The Times makes two points in "No Room for Street Justice" (editorial, Jan. 25). First, the public is best served when incidents of alleged police abuse are investigated in a "more deliberate process" than was the case in Inglewood. The second point reminds police officers and agencies that they have a responsibility to remain professional and "discipline rogue officers."
Inglewood Mayor Roosevelt Dorn continues to miss the first point in his zeal to enforce the second. Mayors are elected to have foresight, not hindsight. A responsible leader with confidence in his organization would have recognized the officers involved had a right to due process that equaled the concerns of the community. Dorn should have directed his chief of police to conduct a thorough and fair investigation without being burdened by his public proclamation of their guilt.
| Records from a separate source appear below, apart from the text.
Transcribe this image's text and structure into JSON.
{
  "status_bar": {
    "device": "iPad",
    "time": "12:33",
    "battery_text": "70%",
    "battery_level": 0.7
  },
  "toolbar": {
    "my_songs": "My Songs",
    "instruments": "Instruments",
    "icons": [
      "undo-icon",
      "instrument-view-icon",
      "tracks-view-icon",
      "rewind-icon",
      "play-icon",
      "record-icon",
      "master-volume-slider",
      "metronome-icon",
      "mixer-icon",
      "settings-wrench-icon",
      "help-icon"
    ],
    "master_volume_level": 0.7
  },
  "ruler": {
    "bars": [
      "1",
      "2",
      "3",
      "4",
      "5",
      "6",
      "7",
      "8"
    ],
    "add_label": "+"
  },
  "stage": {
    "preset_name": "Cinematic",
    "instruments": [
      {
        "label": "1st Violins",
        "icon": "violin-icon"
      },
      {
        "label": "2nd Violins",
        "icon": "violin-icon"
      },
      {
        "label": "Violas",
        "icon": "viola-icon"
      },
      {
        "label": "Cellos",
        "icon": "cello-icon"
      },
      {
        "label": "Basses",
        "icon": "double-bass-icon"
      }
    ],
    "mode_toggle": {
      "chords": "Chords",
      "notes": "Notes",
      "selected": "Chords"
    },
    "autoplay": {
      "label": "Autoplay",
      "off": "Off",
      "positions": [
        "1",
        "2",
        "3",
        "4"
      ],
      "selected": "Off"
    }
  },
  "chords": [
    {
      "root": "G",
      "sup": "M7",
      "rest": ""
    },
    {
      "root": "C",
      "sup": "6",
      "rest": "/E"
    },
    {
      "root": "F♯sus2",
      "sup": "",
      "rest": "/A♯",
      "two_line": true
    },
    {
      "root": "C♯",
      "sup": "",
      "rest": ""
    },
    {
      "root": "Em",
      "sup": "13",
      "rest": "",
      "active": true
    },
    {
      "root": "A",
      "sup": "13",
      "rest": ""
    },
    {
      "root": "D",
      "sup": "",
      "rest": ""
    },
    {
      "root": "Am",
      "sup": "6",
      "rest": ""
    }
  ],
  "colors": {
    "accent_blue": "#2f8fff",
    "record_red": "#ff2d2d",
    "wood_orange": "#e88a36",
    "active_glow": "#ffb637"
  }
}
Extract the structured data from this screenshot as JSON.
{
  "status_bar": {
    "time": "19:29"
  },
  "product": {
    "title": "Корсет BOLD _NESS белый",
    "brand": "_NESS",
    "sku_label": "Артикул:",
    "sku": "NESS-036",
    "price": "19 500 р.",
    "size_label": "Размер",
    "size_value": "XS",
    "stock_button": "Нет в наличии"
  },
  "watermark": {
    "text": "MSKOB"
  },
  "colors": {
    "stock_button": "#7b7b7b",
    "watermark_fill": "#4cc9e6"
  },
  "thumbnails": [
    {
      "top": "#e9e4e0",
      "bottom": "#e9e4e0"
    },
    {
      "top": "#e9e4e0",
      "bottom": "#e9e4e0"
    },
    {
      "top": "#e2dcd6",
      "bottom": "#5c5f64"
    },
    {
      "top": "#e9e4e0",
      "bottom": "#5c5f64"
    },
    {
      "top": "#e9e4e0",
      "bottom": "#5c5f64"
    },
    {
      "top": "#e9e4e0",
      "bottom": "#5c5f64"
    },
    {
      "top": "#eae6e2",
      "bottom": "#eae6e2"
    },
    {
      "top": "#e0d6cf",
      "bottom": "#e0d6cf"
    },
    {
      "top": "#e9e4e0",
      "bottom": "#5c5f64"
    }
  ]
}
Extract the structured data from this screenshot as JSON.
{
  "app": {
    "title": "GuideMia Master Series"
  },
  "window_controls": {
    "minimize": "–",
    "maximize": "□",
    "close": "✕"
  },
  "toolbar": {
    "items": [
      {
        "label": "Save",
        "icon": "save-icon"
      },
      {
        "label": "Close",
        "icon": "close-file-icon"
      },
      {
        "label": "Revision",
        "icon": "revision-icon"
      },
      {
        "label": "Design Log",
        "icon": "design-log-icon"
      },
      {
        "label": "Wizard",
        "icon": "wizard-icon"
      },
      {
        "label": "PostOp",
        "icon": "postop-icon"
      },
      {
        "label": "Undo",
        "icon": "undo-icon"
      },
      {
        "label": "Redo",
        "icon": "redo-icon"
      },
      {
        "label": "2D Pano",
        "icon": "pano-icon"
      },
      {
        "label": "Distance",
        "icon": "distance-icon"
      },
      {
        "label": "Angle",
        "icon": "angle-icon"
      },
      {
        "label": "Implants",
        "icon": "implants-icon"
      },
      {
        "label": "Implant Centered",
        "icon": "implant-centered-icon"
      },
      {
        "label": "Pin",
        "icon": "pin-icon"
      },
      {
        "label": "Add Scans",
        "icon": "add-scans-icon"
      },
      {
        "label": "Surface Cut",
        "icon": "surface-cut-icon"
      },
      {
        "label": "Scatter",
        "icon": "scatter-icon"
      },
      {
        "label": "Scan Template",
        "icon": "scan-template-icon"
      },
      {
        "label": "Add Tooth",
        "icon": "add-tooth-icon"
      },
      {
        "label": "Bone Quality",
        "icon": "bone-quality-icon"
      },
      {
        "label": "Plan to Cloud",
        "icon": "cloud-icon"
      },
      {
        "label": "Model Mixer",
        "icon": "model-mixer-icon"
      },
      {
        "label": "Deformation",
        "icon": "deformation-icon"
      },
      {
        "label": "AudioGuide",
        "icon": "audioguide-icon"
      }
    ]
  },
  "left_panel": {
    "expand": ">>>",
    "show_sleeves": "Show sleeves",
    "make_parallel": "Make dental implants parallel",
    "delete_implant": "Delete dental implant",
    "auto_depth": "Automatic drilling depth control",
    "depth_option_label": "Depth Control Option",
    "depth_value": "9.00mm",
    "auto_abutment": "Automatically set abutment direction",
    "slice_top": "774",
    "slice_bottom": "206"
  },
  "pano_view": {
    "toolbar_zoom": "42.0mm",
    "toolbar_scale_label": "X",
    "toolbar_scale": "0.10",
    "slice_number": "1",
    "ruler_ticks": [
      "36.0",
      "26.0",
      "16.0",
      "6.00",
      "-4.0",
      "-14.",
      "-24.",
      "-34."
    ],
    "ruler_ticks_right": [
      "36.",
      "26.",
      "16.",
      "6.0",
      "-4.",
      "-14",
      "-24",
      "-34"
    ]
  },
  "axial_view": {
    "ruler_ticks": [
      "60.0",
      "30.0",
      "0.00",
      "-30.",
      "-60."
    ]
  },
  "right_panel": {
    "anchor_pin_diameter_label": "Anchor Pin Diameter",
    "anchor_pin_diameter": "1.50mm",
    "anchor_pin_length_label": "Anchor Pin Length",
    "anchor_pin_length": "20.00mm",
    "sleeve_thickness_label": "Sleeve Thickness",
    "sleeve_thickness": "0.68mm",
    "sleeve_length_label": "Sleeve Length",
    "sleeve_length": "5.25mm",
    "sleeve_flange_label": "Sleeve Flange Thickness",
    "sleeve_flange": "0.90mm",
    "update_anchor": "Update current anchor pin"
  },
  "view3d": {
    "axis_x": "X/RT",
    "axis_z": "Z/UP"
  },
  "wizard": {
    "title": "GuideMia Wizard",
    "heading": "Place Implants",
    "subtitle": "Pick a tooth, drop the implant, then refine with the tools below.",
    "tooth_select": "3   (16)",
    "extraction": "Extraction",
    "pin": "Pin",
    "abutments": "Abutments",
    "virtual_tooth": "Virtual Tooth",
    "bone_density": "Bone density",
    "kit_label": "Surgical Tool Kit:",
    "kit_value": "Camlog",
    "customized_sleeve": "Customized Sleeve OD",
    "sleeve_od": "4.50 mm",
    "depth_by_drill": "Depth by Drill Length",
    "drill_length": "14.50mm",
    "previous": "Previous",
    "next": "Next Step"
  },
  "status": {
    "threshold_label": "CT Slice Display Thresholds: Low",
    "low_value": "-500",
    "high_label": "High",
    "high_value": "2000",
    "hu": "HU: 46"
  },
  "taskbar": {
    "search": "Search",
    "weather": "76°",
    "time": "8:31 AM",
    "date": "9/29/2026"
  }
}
If he had, instead of bending to the community activists, Inglewood wouldn't be opening the city's pocketbook now. That is the real message public officials and police agencies should heed from the jury award.
Eric E. Castano
The Times has finally said something that is absolutely true: There is no place for street justice by police officers. But there is another truth that gets overlooked time and time again: Do as instructed by the police, don't resist us and don't fight us and nothing bad (except for some jail time if you committed a crime) will happen to you.